◆ PROBLEM TO SOLVE ◆
Every single entry must be reproduced precisely.

◆ LISTED ENTRIES ◆
_ _ _
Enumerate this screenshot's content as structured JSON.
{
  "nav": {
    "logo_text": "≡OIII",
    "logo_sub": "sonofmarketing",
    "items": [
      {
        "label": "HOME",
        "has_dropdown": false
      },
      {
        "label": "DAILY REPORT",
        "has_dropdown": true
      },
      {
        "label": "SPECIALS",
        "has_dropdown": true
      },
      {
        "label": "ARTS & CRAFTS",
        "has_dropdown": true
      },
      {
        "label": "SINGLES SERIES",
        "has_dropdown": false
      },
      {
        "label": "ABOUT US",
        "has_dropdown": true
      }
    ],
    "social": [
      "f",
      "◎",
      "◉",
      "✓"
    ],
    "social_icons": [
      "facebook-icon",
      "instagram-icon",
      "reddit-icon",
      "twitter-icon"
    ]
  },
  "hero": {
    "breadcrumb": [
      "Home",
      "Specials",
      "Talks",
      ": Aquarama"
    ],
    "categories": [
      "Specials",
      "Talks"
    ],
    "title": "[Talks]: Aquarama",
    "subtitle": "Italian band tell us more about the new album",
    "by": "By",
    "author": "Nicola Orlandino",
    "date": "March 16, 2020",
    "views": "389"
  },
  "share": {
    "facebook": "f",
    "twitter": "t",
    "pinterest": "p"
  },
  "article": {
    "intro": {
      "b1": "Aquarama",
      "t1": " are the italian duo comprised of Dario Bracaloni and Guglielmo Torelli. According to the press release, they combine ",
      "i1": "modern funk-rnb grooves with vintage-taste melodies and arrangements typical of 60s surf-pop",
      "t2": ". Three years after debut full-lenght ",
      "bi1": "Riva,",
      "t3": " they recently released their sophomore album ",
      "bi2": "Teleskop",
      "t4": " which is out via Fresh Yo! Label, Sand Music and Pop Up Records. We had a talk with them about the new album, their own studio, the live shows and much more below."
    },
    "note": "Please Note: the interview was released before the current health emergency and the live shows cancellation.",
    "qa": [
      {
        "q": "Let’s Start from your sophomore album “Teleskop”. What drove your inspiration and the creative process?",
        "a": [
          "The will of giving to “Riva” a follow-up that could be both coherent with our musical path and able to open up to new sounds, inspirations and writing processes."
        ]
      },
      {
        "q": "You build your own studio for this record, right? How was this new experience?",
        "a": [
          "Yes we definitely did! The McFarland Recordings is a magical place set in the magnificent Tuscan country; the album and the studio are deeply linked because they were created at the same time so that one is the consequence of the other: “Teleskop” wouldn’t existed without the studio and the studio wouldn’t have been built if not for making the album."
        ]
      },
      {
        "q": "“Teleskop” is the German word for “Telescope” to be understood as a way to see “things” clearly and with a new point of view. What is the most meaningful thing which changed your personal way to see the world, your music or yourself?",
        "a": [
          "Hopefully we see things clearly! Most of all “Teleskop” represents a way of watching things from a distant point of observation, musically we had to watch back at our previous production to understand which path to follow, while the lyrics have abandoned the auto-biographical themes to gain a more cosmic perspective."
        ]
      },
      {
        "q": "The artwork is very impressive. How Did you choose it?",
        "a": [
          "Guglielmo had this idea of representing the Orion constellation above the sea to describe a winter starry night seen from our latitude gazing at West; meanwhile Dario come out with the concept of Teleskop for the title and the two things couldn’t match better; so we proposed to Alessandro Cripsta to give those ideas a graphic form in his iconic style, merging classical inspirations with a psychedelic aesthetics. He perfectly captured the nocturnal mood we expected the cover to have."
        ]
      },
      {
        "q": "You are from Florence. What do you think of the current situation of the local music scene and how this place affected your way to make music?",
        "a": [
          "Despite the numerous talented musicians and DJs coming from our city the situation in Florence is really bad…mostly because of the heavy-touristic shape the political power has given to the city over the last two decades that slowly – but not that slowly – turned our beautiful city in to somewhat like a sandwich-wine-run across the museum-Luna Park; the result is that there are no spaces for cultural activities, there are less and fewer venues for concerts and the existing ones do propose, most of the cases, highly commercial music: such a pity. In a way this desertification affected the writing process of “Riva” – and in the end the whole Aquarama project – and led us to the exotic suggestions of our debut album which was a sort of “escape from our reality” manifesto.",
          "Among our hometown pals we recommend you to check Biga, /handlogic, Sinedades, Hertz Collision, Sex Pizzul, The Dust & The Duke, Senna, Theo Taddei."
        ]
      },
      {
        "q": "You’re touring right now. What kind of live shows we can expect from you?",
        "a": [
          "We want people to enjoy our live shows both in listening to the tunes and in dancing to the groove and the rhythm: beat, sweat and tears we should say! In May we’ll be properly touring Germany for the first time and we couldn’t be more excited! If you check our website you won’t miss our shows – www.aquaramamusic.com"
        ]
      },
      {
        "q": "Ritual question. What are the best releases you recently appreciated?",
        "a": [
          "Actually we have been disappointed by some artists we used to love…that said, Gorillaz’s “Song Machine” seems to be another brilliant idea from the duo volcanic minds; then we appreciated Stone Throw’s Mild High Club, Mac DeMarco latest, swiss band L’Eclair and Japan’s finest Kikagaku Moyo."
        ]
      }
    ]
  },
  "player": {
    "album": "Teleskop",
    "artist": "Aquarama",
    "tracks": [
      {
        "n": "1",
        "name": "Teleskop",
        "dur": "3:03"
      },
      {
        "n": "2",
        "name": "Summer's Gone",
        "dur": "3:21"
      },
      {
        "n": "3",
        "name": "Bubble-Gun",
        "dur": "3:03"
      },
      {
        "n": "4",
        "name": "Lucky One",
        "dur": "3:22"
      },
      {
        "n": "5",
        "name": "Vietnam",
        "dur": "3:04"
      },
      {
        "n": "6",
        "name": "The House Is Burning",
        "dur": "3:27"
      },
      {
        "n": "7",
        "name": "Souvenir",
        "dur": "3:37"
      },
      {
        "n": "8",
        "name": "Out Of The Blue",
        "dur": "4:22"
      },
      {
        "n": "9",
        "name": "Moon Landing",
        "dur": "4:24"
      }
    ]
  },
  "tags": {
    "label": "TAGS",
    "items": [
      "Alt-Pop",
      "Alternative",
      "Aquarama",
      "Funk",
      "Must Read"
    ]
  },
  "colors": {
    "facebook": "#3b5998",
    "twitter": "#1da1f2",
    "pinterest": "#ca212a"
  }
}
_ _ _
◆ YOUR RESPONSE ◆
Enumerate this screenshot's content as structured JSON.
{
  "nav": {
    "logo_text": "≡OIII",
    "logo_sub": "sonofmarketing",
    "items": [
      {
        "label": "HOME",
        "has_dropdown": false
      },
      {
        "label": "DAILY REPORT",
        "has_dropdown": true
      },
      {
        "label": "SPECIALS",
        "has_dropdown": true
      },
      {
        "label": "ARTS & CRAFTS",
        "has_dropdown": true
      },
      {
        "label": "SINGLES SERIES",
        "has_dropdown": false
      },
      {
        "label": "ABOUT US",
        "has_dropdown": true
      }
    ],
    "social": [
      "f",
      "◎",
      "◉",
      "✓"
    ],
    "social_icons": [
      "facebook-icon",
      "instagram-icon",
      "reddit-icon",
      "twitter-icon"
    ]
  },
  "hero": {
    "breadcrumb": [
      "Home",
      "Specials",
      "Talks",
      ": Aquarama"
    ],
    "categories": [
      "Specials",
      "Talks"
    ],
    "title": "[Talks]: Aquarama",
    "subtitle": "Italian band tell us more about the new album",
    "by": "By",
    "author": "Nicola Orlandino",
    "date": "March 16, 2020",
    "views": "389"
  },
  "share": {
    "facebook": "f",
    "twitter": "t",
    "pinterest": "p"
  },
  "article": {
    "intro": {
      "b1": "Aquarama",
      "t1": " are the italian duo comprised of Dario Bracaloni and Guglielmo Torelli. According to the press release, they combine ",
      "i1": "modern funk-rnb grooves with vintage-taste melodies and arrangements typical of 60s surf-pop",
      "t2": ". Three years after debut full-lenght ",
      "bi1": "Riva,",
      "t3": " they recently released their sophomore album ",
      "bi2": "Teleskop",
      "t4": " which is out via Fresh Yo! Label, Sand Music and Pop Up Records. We had a talk with them about the new album, their own studio, the live shows and much more below."
    },
    "note": "Please Note: the interview was released before the current health emergency and the live shows cancellation.",
    "qa": [
      {
        "q": "Let’s Start from your sophomore album “Teleskop”. What drove your inspiration and the creative process?",
        "a": [
          "The will of giving to “Riva” a follow-up that could be both coherent with our musical path and able to open up to new sounds, inspirations and writing processes."
        ]
      },
      {
        "q": "You build your own studio for this record, right? How was this new experience?",
        "a": [
          "Yes we definitely did! The McFarland Recordings is a magical place set in the magnificent Tuscan country; the album and the studio are deeply linked because they were created at the same time so that one is the consequence of the other: “Teleskop” wouldn’t existed without the studio and the studio wouldn’t have been built if not for making the album."
        ]
      },
      {
        "q": "“Teleskop” is the German word for “Telescope” to be understood as a way to see “things” clearly and with a new point of view. What is the most meaningful thing which changed your personal way to see the world, your music or yourself?",
        "a": [
          "Hopefully we see things clearly! Most of all “Teleskop” represents a way of watching things from a distant point of observation, musically we had to watch back at our previous production to understand which path to follow, while the lyrics have abandoned the auto-biographical themes to gain a more cosmic perspective."
        ]
      },
      {
        "q": "The artwork is very impressive. How Did you choose it?",
        "a": [
          "Guglielmo had this idea of representing the Orion constellation above the sea to describe a winter starry night seen from our latitude gazing at West; meanwhile Dario come out with the concept of Teleskop for the title and the two things couldn’t match better; so we proposed to Alessandro Cripsta to give those ideas a graphic form in his iconic style, merging classical inspirations with a psychedelic aesthetics. He perfectly captured the nocturnal mood we expected the cover to have."
        ]
      },
      {
        "q": "You are from Florence. What do you think of the current situation of the local music scene and how this place affected your way to make music?",
        "a": [
          "Despite the numerous talented musicians and DJs coming from our city the situation in Florence is really bad…mostly because of the heavy-touristic shape the political power has given to the city over the last two decades that slowly – but not that slowly – turned our beautiful city in to somewhat like a sandwich-wine-run across the museum-Luna Park; the result is that there are no spaces for cultural activities, there are less and fewer venues for concerts and the existing ones do propose, most of the cases, highly commercial music: such a pity. In a way this desertification affected the writing process of “Riva” – and in the end the whole Aquarama project – and led us to the exotic suggestions of our debut album which was a sort of “escape from our reality” manifesto.",
          "Among our hometown pals we recommend you to check Biga, /handlogic, Sinedades, Hertz Collision, Sex Pizzul, The Dust & The Duke, Senna, Theo Taddei."
        ]
      },
      {
        "q": "You’re touring right now. What kind of live shows we can expect from you?",
        "a": [
          "We want people to enjoy our live shows both in listening to the tunes and in dancing to the groove and the rhythm: beat, sweat and tears we should say! In May we’ll be properly touring Germany for the first time and we couldn’t be more excited! If you check our website you won’t miss our shows – www.aquaramamusic.com"
        ]
      },
      {
        "q": "Ritual question. What are the best releases you recently appreciated?",
        "a": [
          "Actually we have been disappointed by some artists we used to love…that said, Gorillaz’s “Song Machine” seems to be another brilliant idea from the duo volcanic minds; then we appreciated Stone Throw’s Mild High Club, Mac DeMarco latest, swiss band L’Eclair and Japan’s finest Kikagaku Moyo."
        ]
      }
    ]
  },
  "player": {
    "album": "Teleskop",
    "artist": "Aquarama",
    "tracks": [
      {
        "n": "1",
        "name": "Teleskop",
        "dur": "3:03"
      },
      {
        "n": "2",
        "name": "Summer's Gone",
        "dur": "3:21"
      },
      {
        "n": "3",
        "name": "Bubble-Gun",
        "dur": "3:03"
      },
      {
        "n": "4",
        "name": "Lucky One",
        "dur": "3:22"
      },
      {
        "n": "5",
        "name": "Vietnam",
        "dur": "3:04"
      },
      {
        "n": "6",
        "name": "The House Is Burning",
        "dur": "3:27"
      },
      {
        "n": "7",
        "name": "Souvenir",
        "dur": "3:37"
      },
      {
        "n": "8",
        "name": "Out Of The Blue",
        "dur": "4:22"
      },
      {
        "n": "9",
        "name": "Moon Landing",
        "dur": "4:24"
      }
    ]
  },
  "tags": {
    "label": "TAGS",
    "items": [
      "Alt-Pop",
      "Alternative",
      "Aquarama",
      "Funk",
      "Must Read"
    ]
  },
  "colors": {
    "facebook": "#3b5998",
    "twitter": "#1da1f2",
    "pinterest": "#ca212a"
  }
}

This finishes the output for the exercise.